  • It has been a while since we published the last paper in our Collateral Damage series, in which we foresaw depressed global growth for some time to come. Recently, many of the short-term economic indicators have begun offering more encouraging messages. The G-20 finance ministers clearly believe so. They are now saying that government efforts to jump-start the recovery are paying off: “The global recovery has progressed better than previously anticipated largely due to the G-20’s unprecedented and concerted policy effort”—although they acknowledge that progress is occurring “at different speeds within and across regions.”  At the same time, however, the G-20 is urging members to develop credible strategies for reducing stimulus spending and allowing ultra-low interest rates to rise to more normal levels. These exit plans pose considerable risk to the nascent recovery. And the sovereign debt crisis has taken the gloss off some of the G-20’s optimism.

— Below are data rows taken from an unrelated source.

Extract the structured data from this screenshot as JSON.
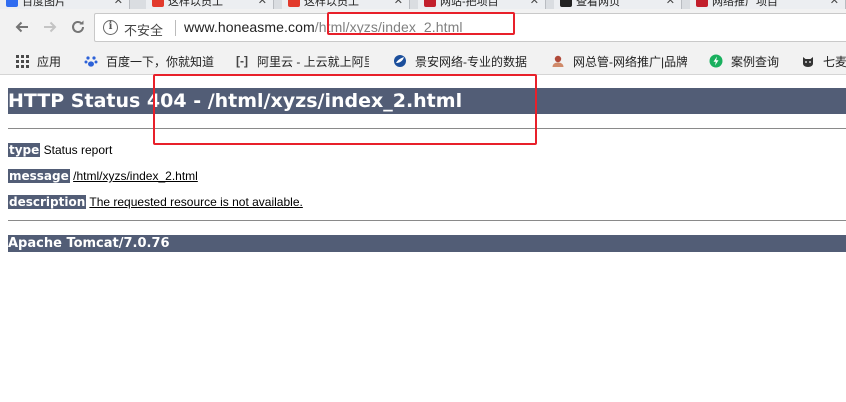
{
  "tabs": [
    {
      "label": "百度图片",
      "fav_color": "#2f6cf0"
    },
    {
      "label": "这样以员工",
      "fav_color": "#e23a2c"
    },
    {
      "label": "这样以员工",
      "fav_color": "#e23a2c"
    },
    {
      "label": "网站-把项目",
      "fav_color": "#c21f2c"
    },
    {
      "label": "查看网页",
      "fav_color": "#222222"
    },
    {
      "label": "网络推广项目",
      "fav_color": "#c21f2c"
    }
  ],
  "toolbar": {
    "back_icon": "back-arrow-icon",
    "forward_icon": "forward-arrow-icon",
    "reload_icon": "reload-icon",
    "insecure_label": "不安全",
    "url_host": "www.honeasme.com",
    "url_path": "/html/xyzs/index_2.html"
  },
  "bookmarks": {
    "apps_label": "应用",
    "items": [
      {
        "label": "百度一下，你就知道",
        "icon": "baidu-paw-icon",
        "color": "#2d62d8"
      },
      {
        "label": "阿里云 - 上云就上阿里",
        "icon": "aliyun-icon",
        "color": "#444444"
      },
      {
        "label": "景安网络-专业的数据",
        "icon": "jingan-icon",
        "color": "#1c4f9c"
      },
      {
        "label": "网总管-网络推广|品牌",
        "icon": "avatar-icon",
        "color": "#b04a3a"
      },
      {
        "label": "案例查询",
        "icon": "green-bolt-icon",
        "color": "#19b05e"
      },
      {
        "label": "七麦",
        "icon": "cat-icon",
        "color": "#333333"
      }
    ]
  },
  "page": {
    "heading": "HTTP Status 404 - /html/xyzs/index_2.html",
    "type_label": "type",
    "type_value": "Status report",
    "message_label": "message",
    "message_value": "/html/xyzs/index_2.html",
    "description_label": "description",
    "description_value": "The requested resource is not available.",
    "footer": "Apache Tomcat/7.0.76"
  },
  "annotation_color": "#e8202a"
}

    We continue to find the policymaker and media focus on short-term changes in economic indicators to be unhelpful. Governments and management teams need to take a longer-term perspective, planning for their economies and their businesses in a prudent and more farsighted way. We do not argue against the likelihood of some sort of recovery. Our point has always been that for the West, at least, the recovery after the stimulus effect wears off will be anemic—the sort of slow-growth environment that will change the rules of the game for companies as they seek to grow amid increased competitive intensity. Indeed, our most recent survey of 440 executives in seven major economies shows that managers are less optimistic than their political leaders. We see no reason to change our prediction of the emergence of a two-speed economic world.

    Harry Truman famously asked for “a one-armed economist so that the guy could never make a statement and then say ‘on the other hand...’” In this paper, we look behind the two-armed economist that Truman tried to wish away: we seek to interpret the conflicting economic signals; we describe the findings of our survey of senior executives across a broad range of issues relating to how they view the recovery and the implications for their companies; we revisit some of the new economic realities that we described about a year ago; and we explore the potential implications of trying to rebalance the books in some highly indebted countries.

  • Add To Interests
  • SAVE CONTENT
  • PRINT
  • PDF